Rivette tributes arrive at a rapider rate (if not a greater length) then the filmmaker’s own masterpieces. Film Comment reprints a classic 1974 interview with Jonathan Rosenbaum, Lauren Sedofsky, and Gilbert Adair on Celine and Julie Go Boating and Out 1. (“We began by elimination: we didn’t want to make a serious film; we didn’t want to make a film about the theater because we’d done that too often; we didn’t want to make a film about current events or politics. But we did have the desire from the very beginning to do something close to comedy, and even frankly commedia dell’arte.”)
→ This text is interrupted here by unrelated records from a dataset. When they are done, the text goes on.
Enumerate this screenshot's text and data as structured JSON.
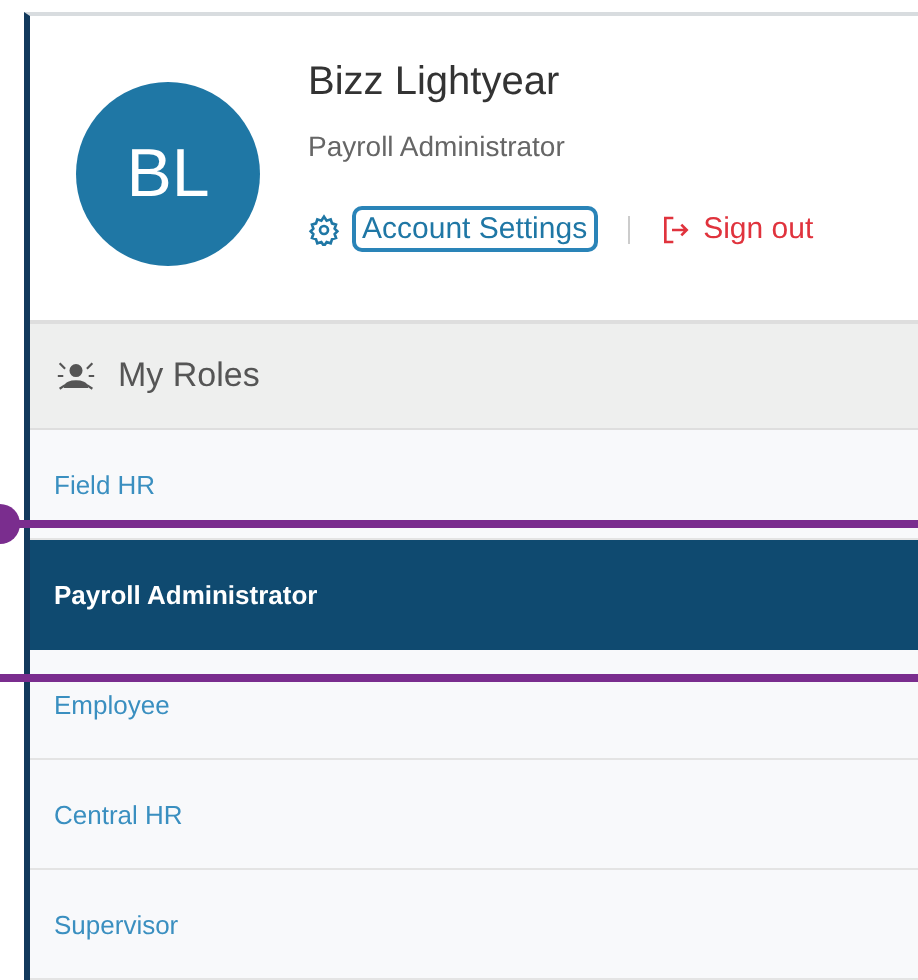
{
  "profile": {
    "initials": "BL",
    "name": "Bizz Lightyear",
    "role": "Payroll Administrator"
  },
  "actions": {
    "settings": "Account Settings",
    "sign_out": "Sign out"
  },
  "roles_header": "My Roles",
  "roles": [
    {
      "label": "Field HR",
      "selected": false
    },
    {
      "label": "Payroll Administrator",
      "selected": true
    },
    {
      "label": "Employee",
      "selected": false
    },
    {
      "label": "Central HR",
      "selected": false
    },
    {
      "label": "Supervisor",
      "selected": false
    }
  ]
}
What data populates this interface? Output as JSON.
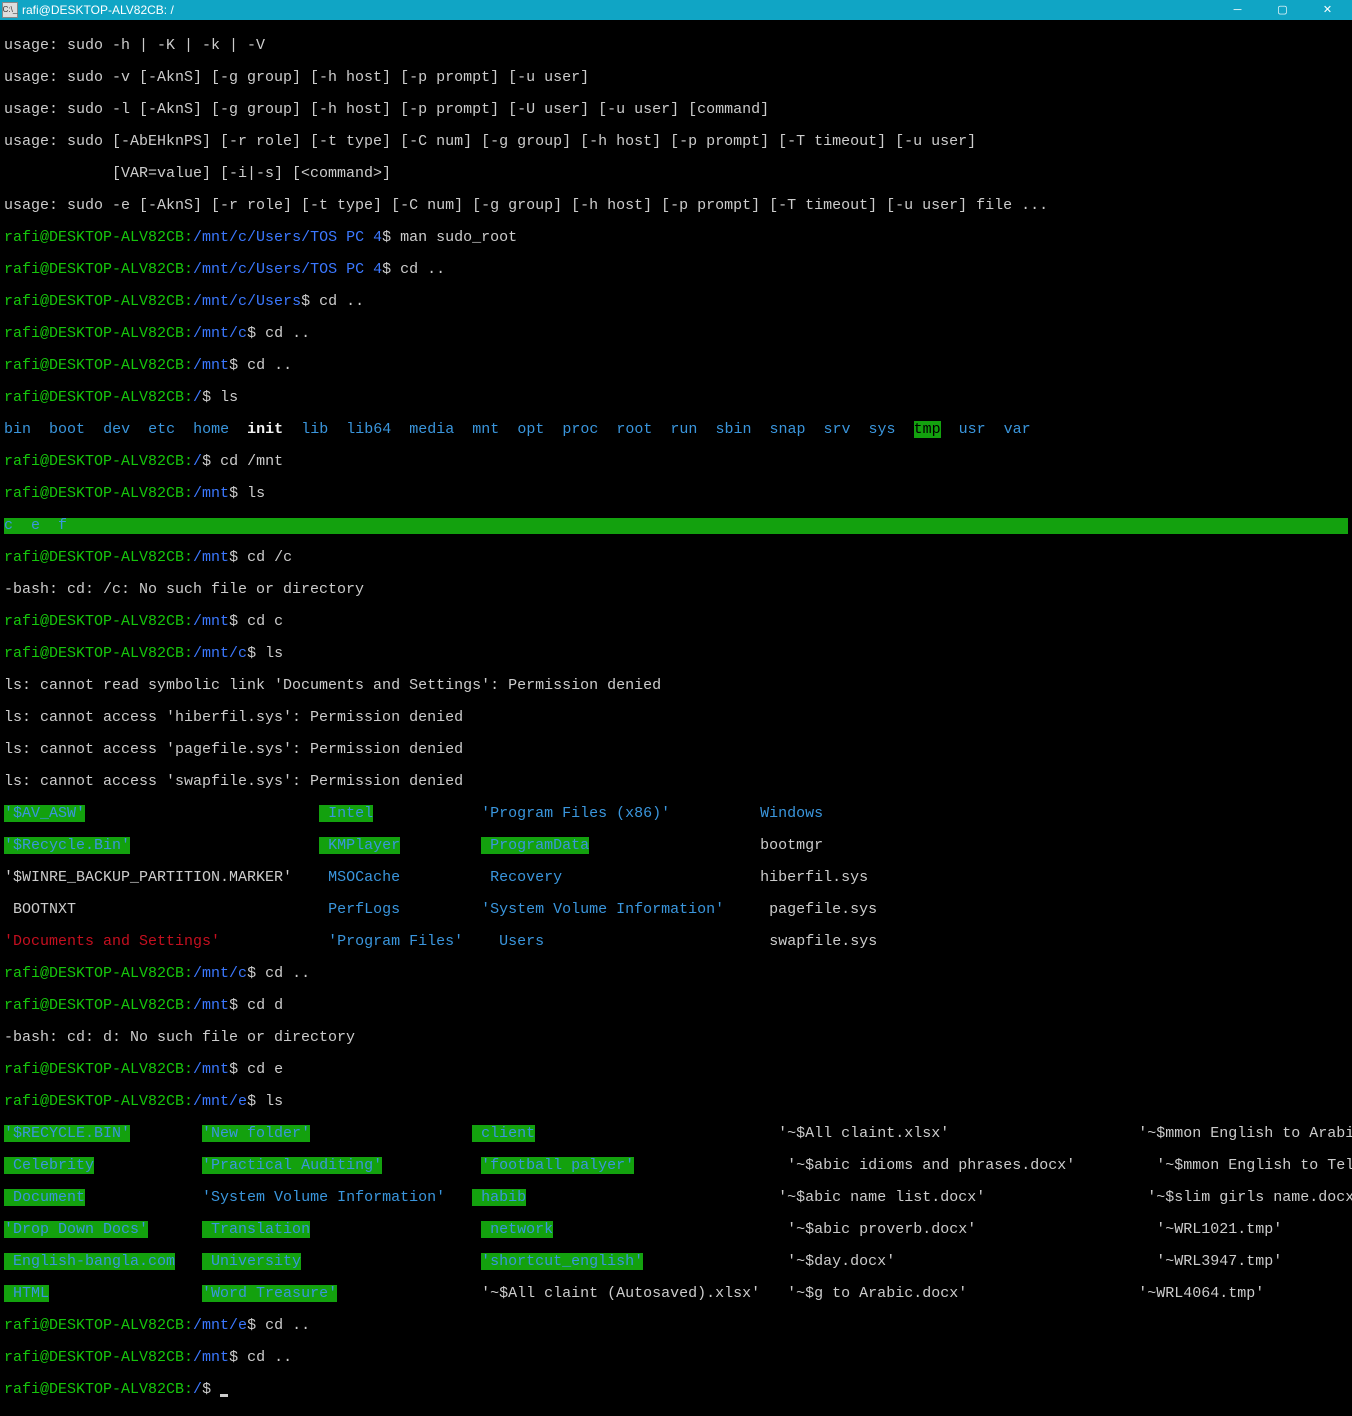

The same year and films feature in Sight & Sound’s reprinting of a magnificent interview with Carlos Clarens and Edgardo Cozarinsky that functions as Rivette’s clearest mission statement (“There is a persistent idea of a cinema partitioned off in tiers: first you look for a subject, then you write as detailed a script as possible, on the basis of which you find someone to put up the money, for which purpose you pencil in the names of certain actors opposite fully defined characters. Once you have got all the elements together, often compromising some of your original ideas in the process, comes another stage: the actual shooting. You shoot little bits here and there, as meticulously as possible, and then you stick them together, and you’re pleased if you end up with something that corresponds to what was described more or less in your two hundred typewritten pages. Personally I find all this a dreadful bore.”); and Rosenbaum, again, reviewing the films (rather Out 1: Spectre, all that was available to view at the time). (“And if the scepticism towards fiction in Spectre leads to transparent actions playing over a void, Céline et Julie is like a game of catch played over the same void, with the ball tossed back and forth remaining solid as long as it is kept in motion.”) While Out 1’s continued relevance, and relative monstrosity, is testified to by David Thomson’s account of introducing the film to a dozen Norwegian spectators (making, plus him, an audience of 13) this past January. (“There is something about Out 1 that admits, or permits, the lifelike habit of missing a few things here and there. After all, we can be making love to someone, or even murdering them, and not quite hear what they say or catch the expression on their face. Movies seem to be arrangements of attention, but Rivette was one of those directors who saw that in passing time some things could pass by, precious in the dark, not so much unnoticed as missed.”)
At MUBI Evelyn Emile considers Love on the Ground’s many teasing references to who, ultimately, is the author (or dreamer) of the play-within-the-film we’re watching. (“Is this love or is it empty intimacy, powerful anxiety, fear of death? These are such violent and terrible things, as we know. But Rivette gives us no consolation. Even if one were to ask, ‘Am I dead or not?’ the verdict is spoken simply and with a smile: ‘That’s for you to decide.’”) While Kino Slang reprints two examples of Rivette’s criticism—on Truffaut at the start of his career and Ivan the Terrible as the “culmination” of Eisenstein’s—that in hindsight say less about the two men than they do about the writer whose work arguably surpassed them both. (“The whole film mounts toward this moment, and little by little sloughs off time in order to rejoin duration….”) And if that isn’t enough—for many of us, of course, it isn’t—the 1977 collection Texts and Interviews turns out to be available online, courtesy (but of course) of Rosenbaum. Many of these via David Hudson.